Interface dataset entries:
Content starts
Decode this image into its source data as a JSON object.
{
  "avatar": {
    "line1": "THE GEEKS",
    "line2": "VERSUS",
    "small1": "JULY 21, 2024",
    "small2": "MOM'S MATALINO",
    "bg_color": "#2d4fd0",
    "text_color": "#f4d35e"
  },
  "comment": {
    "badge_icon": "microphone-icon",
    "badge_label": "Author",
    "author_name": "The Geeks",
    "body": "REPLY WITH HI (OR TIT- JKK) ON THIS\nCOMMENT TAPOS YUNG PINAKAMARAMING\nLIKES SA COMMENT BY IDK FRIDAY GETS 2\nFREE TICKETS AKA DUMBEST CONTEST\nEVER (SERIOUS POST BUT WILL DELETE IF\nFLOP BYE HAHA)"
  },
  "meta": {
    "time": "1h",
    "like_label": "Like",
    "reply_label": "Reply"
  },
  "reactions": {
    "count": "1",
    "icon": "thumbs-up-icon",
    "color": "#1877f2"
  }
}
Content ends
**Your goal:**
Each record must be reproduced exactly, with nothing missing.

**Solution to the problem:**
Decode this image into its source data as a JSON object.
{
  "avatar": {
    "line1": "THE GEEKS",
    "line2": "VERSUS",
    "small1": "JULY 21, 2024",
    "small2": "MOM'S MATALINO",
    "bg_color": "#2d4fd0",
    "text_color": "#f4d35e"
  },
  "comment": {
    "badge_icon": "microphone-icon",
    "badge_label": "Author",
    "author_name": "The Geeks",
    "body": "REPLY WITH HI (OR TIT- JKK) ON THIS\nCOMMENT TAPOS YUNG PINAKAMARAMING\nLIKES SA COMMENT BY IDK FRIDAY GETS 2\nFREE TICKETS AKA DUMBEST CONTEST\nEVER (SERIOUS POST BUT WILL DELETE IF\nFLOP BYE HAHA)"
  },
  "meta": {
    "time": "1h",
    "like_label": "Like",
    "reply_label": "Reply"
  },
  "reactions": {
    "count": "1",
    "icon": "thumbs-up-icon",
    "color": "#1877f2"
  }
}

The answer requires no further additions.